Several notable ships of the Royal Australian Navy ended their days at Cockatoo Island between 1929 and 1935, when the dockyard turned to ship breaking and dismantling as a way of preserving jobs. Most famous was the cruiser HMAS Sydney, which came to the island for demolition in 1929. Parts of Sydney can now be found all over Sydney, including her foremast which was placed on Bradleys Head by the floating crane Titan in 1934.
The first destroyer built in Australia, Warrego, was also dismantled at Cockatoo Island. Her hull was to be sunk at sea, but she sank alongside the Sutherland Wharf. She was later broken up in situ, but parts of this notable destroyer remain under the wharf today.
In 1929, following the closure of the RAAF Experimental Station at Randwick, Wing Commander L.
J. Wackett and some of his team moved to Cockatoo Island to establish an aircraft department. Set up in the drawing office building on the top of the island, the department carried out many repairs on civil and military aircraft, including the famous Southern Cross.
In mid-1933, the aircraft department completed the design and construction of twin-engine monoplane passenger aircraft, the Codock. Further designs followed, and the department also embarked on the construction of high-speed small craft.
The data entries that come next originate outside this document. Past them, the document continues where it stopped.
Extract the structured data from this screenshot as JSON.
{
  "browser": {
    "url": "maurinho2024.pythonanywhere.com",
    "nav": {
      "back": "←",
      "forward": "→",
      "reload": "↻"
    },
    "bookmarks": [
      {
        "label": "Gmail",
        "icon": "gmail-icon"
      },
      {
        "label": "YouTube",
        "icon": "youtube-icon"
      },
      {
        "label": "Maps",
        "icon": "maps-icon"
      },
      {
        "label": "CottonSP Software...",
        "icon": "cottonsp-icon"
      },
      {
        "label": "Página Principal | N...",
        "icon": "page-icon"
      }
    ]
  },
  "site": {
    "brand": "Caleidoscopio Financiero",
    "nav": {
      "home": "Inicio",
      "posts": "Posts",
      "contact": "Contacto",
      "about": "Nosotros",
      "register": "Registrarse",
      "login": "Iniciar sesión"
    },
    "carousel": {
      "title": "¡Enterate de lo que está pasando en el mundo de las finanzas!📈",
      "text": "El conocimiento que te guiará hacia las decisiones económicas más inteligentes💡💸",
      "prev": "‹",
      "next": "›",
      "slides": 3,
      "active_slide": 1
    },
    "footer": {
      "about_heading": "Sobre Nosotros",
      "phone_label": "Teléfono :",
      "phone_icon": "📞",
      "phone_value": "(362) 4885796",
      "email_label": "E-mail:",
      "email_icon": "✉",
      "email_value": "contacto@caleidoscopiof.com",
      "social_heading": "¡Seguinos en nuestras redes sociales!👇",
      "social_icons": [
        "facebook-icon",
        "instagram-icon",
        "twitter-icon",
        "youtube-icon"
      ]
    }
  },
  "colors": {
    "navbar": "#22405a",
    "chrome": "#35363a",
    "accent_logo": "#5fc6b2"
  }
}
The department was closed in 1934, but Wackett, later Sir Lawrence, went on to found a company which became the nucleus of the Commonwealth Aircraft Corporation.